» Task details:
Give only the count of lines that contain "blocked" in the material.

» Records shown:
------

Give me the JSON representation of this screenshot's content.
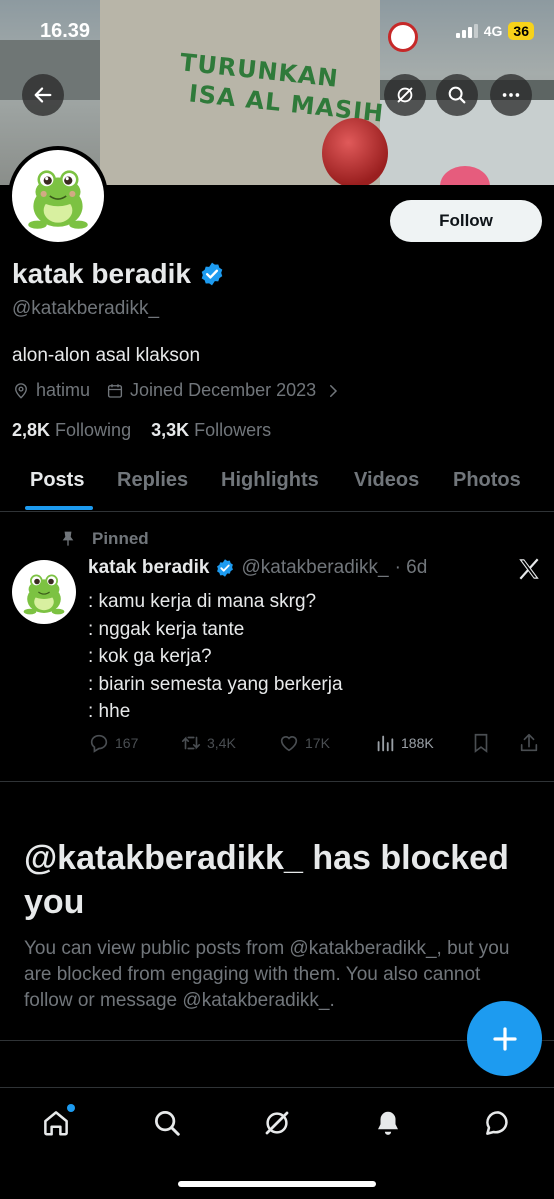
{
  "status_bar": {
    "time": "16.39",
    "network": "4G",
    "battery": "36"
  },
  "banner": {
    "graffiti_line1": "TURUNKAN",
    "graffiti_line2": "ISA AL MASIH"
  },
  "profile": {
    "name": "katak beradik",
    "handle": "@katakberadikk_",
    "bio": "alon-alon asal klakson",
    "location": "hatimu",
    "joined": "Joined December 2023",
    "following_count": "2,8K",
    "following_label": "Following",
    "followers_count": "3,3K",
    "followers_label": "Followers",
    "follow_label": "Follow"
  },
  "tabs": [
    "Posts",
    "Replies",
    "Highlights",
    "Videos",
    "Photos"
  ],
  "post": {
    "pinned_label": "Pinned",
    "author": "katak beradik",
    "handle": "@katakberadikk_",
    "time": "· 6d",
    "lines": [
      ": kamu kerja di mana skrg?",
      ": nggak kerja tante",
      ": kok ga kerja?",
      ": biarin semesta yang berkerja",
      ": hhe"
    ],
    "replies": "167",
    "reposts": "3,4K",
    "likes": "17K",
    "views": "188K"
  },
  "blocked": {
    "title": "@katakberadikk_ has blocked you",
    "text": "You can view public posts from @katakberadikk_, but you are blocked from engaging with them. You also cannot follow or message @katakberadikk_."
  },
  "icons": {
    "back": "arrow-left-icon",
    "grok": "grok-icon",
    "search": "search-icon",
    "more": "more-icon",
    "verified": "verified-badge-icon",
    "location": "location-icon",
    "calendar": "calendar-icon",
    "pin": "pin-icon",
    "x_logo": "x-logo-icon",
    "compose": "plus-icon"
  },
  "colors": {
    "accent": "#1d9bf0",
    "background": "#000000",
    "muted": "#71767b",
    "text": "#e7e9ea"
  }
}
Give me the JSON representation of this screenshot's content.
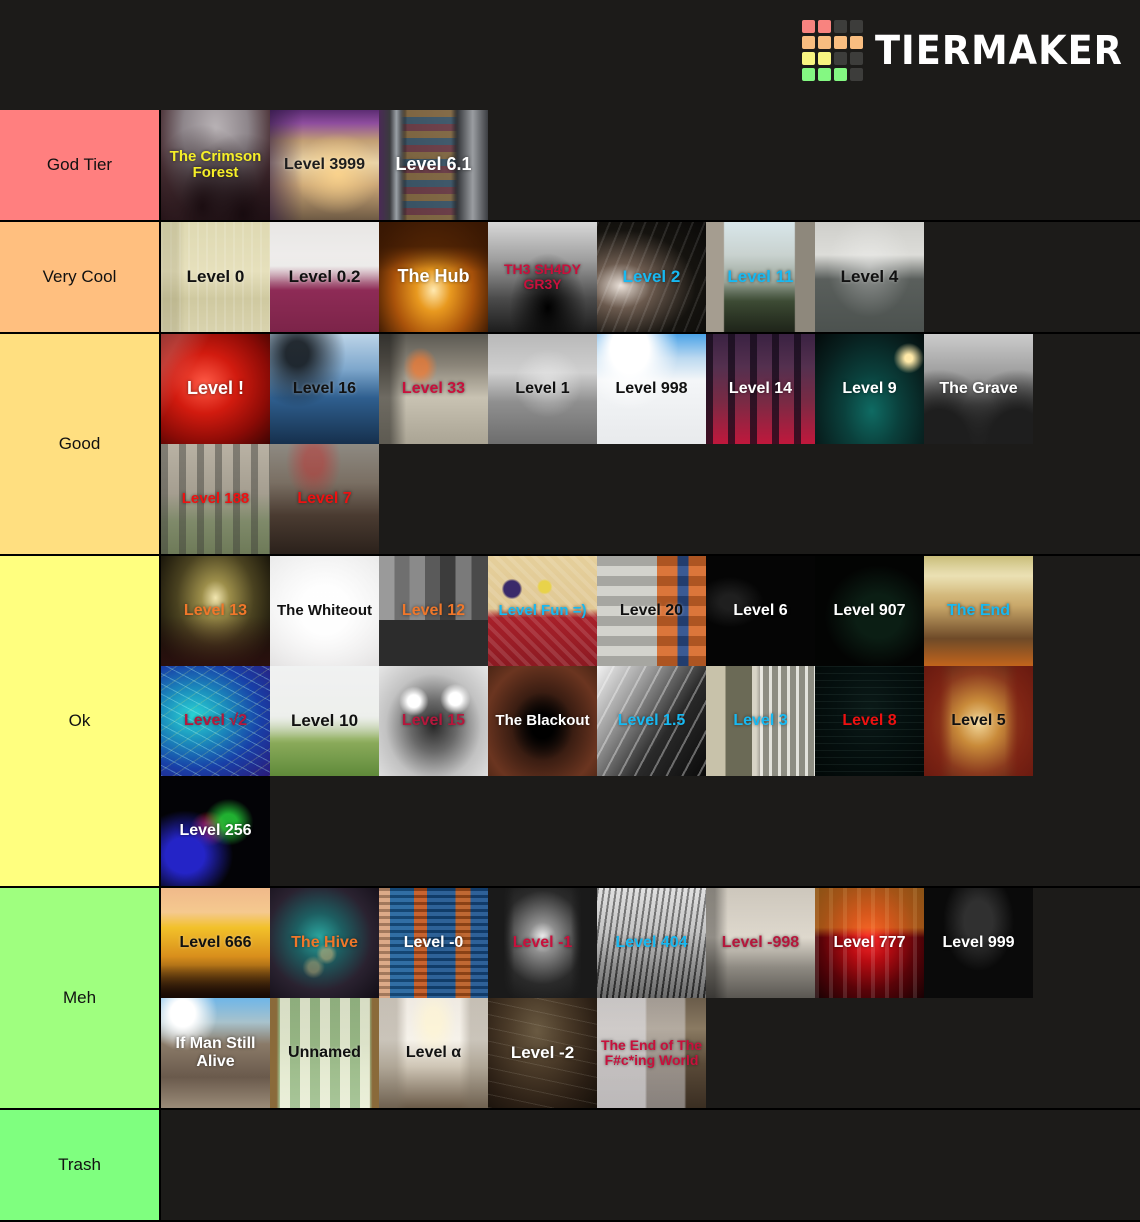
{
  "app": {
    "brand": "TIERMAKER",
    "logo_colors": [
      [
        "#f8837f",
        "#f8837f",
        "#3d3d3b",
        "#3d3d3b"
      ],
      [
        "#f8bd80",
        "#f8bd80",
        "#f8bd80",
        "#f8bd80"
      ],
      [
        "#f8f581",
        "#f8f581",
        "#3d3d3b",
        "#3d3d3b"
      ],
      [
        "#84f882",
        "#84f882",
        "#84f882",
        "#3d3d3b"
      ]
    ],
    "background": "#1c1b19"
  },
  "tiers": [
    {
      "label": "God Tier",
      "color": "#ff7f7f",
      "items": [
        {
          "caption": "The Crimson Forest",
          "color": "#f6ef28",
          "scene": "sc-crimson",
          "font_size": 15
        },
        {
          "caption": "Level 3999",
          "color": "#1d1d1d",
          "scene": "sc-mall3999",
          "font_size": 16
        },
        {
          "caption": "Level 6.1",
          "color": "#ffffff",
          "scene": "sc-vending",
          "font_size": 18
        }
      ]
    },
    {
      "label": "Very Cool",
      "color": "#ffbf7f",
      "items": [
        {
          "caption": "Level 0",
          "color": "#111111",
          "scene": "sc-lvl0",
          "font_size": 17
        },
        {
          "caption": "Level 0.2",
          "color": "#111111",
          "scene": "sc-lvl02",
          "font_size": 17
        },
        {
          "caption": "The Hub",
          "color": "#ffffff",
          "scene": "sc-hub",
          "font_size": 18
        },
        {
          "caption": "TH3 SH4DY GR3Y",
          "color": "#c8103c",
          "scene": "sc-shady",
          "font_size": 14
        },
        {
          "caption": "Level 2",
          "color": "#17b9f2",
          "scene": "sc-lvl2",
          "font_size": 17
        },
        {
          "caption": "Level 11",
          "color": "#17b9f2",
          "scene": "sc-lvl11",
          "font_size": 17
        },
        {
          "caption": "Level 4",
          "color": "#111111",
          "scene": "sc-lvl4",
          "font_size": 17
        }
      ]
    },
    {
      "label": "Good",
      "color": "#ffdf80",
      "items": [
        {
          "caption": "Level !",
          "color": "#ffffff",
          "scene": "sc-lvlbang",
          "font_size": 18
        },
        {
          "caption": "Level 16",
          "color": "#111111",
          "scene": "sc-lvl16",
          "font_size": 16
        },
        {
          "caption": "Level 33",
          "color": "#c8103c",
          "scene": "sc-lvl33",
          "font_size": 16
        },
        {
          "caption": "Level 1",
          "color": "#111111",
          "scene": "sc-lvl1",
          "font_size": 16
        },
        {
          "caption": "Level 998",
          "color": "#111111",
          "scene": "sc-lvl998",
          "font_size": 16
        },
        {
          "caption": "Level 14",
          "color": "#ffffff",
          "scene": "sc-lvl14",
          "font_size": 16
        },
        {
          "caption": "Level 9",
          "color": "#ffffff",
          "scene": "sc-lvl9",
          "font_size": 16
        },
        {
          "caption": "The Grave",
          "color": "#ffffff",
          "scene": "sc-grave",
          "font_size": 16
        },
        {
          "caption": "Level 188",
          "color": "#ee1111",
          "scene": "sc-lvl188",
          "font_size": 15
        },
        {
          "caption": "Level 7",
          "color": "#ee1111",
          "scene": "sc-lvl7",
          "font_size": 16
        }
      ]
    },
    {
      "label": "Ok",
      "color": "#ffff7f",
      "items": [
        {
          "caption": "Level 13",
          "color": "#f0772a",
          "scene": "sc-lvl13",
          "font_size": 16
        },
        {
          "caption": "The Whiteout",
          "color": "#111111",
          "scene": "sc-whiteout",
          "font_size": 15
        },
        {
          "caption": "Level 12",
          "color": "#f0772a",
          "scene": "sc-lvl12",
          "font_size": 16
        },
        {
          "caption": "Level Fun =)",
          "color": "#17b9f2",
          "scene": "sc-lvlfun",
          "font_size": 15
        },
        {
          "caption": "Level 20",
          "color": "#111111",
          "scene": "sc-lvl20",
          "font_size": 16
        },
        {
          "caption": "Level 6",
          "color": "#ffffff",
          "scene": "sc-lvl6",
          "font_size": 16
        },
        {
          "caption": "Level 907",
          "color": "#ffffff",
          "scene": "sc-lvl907",
          "font_size": 16
        },
        {
          "caption": "The End",
          "color": "#17b9f2",
          "scene": "sc-theend",
          "font_size": 16
        },
        {
          "caption": "Level √2",
          "color": "#b5173c",
          "scene": "sc-lvlsqrt2",
          "font_size": 16
        },
        {
          "caption": "Level 10",
          "color": "#111111",
          "scene": "sc-lvl10",
          "font_size": 17
        },
        {
          "caption": "Level 15",
          "color": "#b5173c",
          "scene": "sc-lvl15",
          "font_size": 16
        },
        {
          "caption": "The Blackout",
          "color": "#ffffff",
          "scene": "sc-blackout",
          "font_size": 15
        },
        {
          "caption": "Level 1.5",
          "color": "#17b9f2",
          "scene": "sc-lvl15b",
          "font_size": 16
        },
        {
          "caption": "Level 3",
          "color": "#17b9f2",
          "scene": "sc-lvl3",
          "font_size": 16
        },
        {
          "caption": "Level 8",
          "color": "#ee1111",
          "scene": "sc-lvl8",
          "font_size": 16
        },
        {
          "caption": "Level 5",
          "color": "#111111",
          "scene": "sc-lvl5",
          "font_size": 16
        },
        {
          "caption": "Level 256",
          "color": "#ffffff",
          "scene": "sc-lvl256",
          "font_size": 16
        }
      ]
    },
    {
      "label": "Meh",
      "color": "#9fff7f",
      "items": [
        {
          "caption": "Level 666",
          "color": "#111111",
          "scene": "sc-lvl666",
          "font_size": 16
        },
        {
          "caption": "The Hive",
          "color": "#f0772a",
          "scene": "sc-hive",
          "font_size": 16
        },
        {
          "caption": "Level -0",
          "color": "#ffffff",
          "scene": "sc-lvlneg0",
          "font_size": 16
        },
        {
          "caption": "Level -1",
          "color": "#c8103c",
          "scene": "sc-lvlneg1",
          "font_size": 16
        },
        {
          "caption": "Level 404",
          "color": "#17b9f2",
          "scene": "sc-lvl404",
          "font_size": 16
        },
        {
          "caption": "Level -998",
          "color": "#b5173c",
          "scene": "sc-lvlneg998",
          "font_size": 16
        },
        {
          "caption": "Level 777",
          "color": "#ffffff",
          "scene": "sc-lvl777",
          "font_size": 16
        },
        {
          "caption": "Level 999",
          "color": "#ffffff",
          "scene": "sc-lvl999",
          "font_size": 16
        },
        {
          "caption": "If Man Still Alive",
          "color": "#ffffff",
          "scene": "sc-ifman",
          "font_size": 16
        },
        {
          "caption": "Unnamed",
          "color": "#111111",
          "scene": "sc-unnamed",
          "font_size": 16
        },
        {
          "caption": "Level α",
          "color": "#111111",
          "scene": "sc-lvlalpha",
          "font_size": 16
        },
        {
          "caption": "Level -2",
          "color": "#ffffff",
          "scene": "sc-lvlneg2",
          "font_size": 17
        },
        {
          "caption": "The End of The F#c*ing World",
          "color": "#c8103c",
          "scene": "sc-endworld",
          "font_size": 14
        }
      ]
    },
    {
      "label": "Trash",
      "color": "#7fff7f",
      "items": []
    }
  ]
}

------

» Solved exercise:
3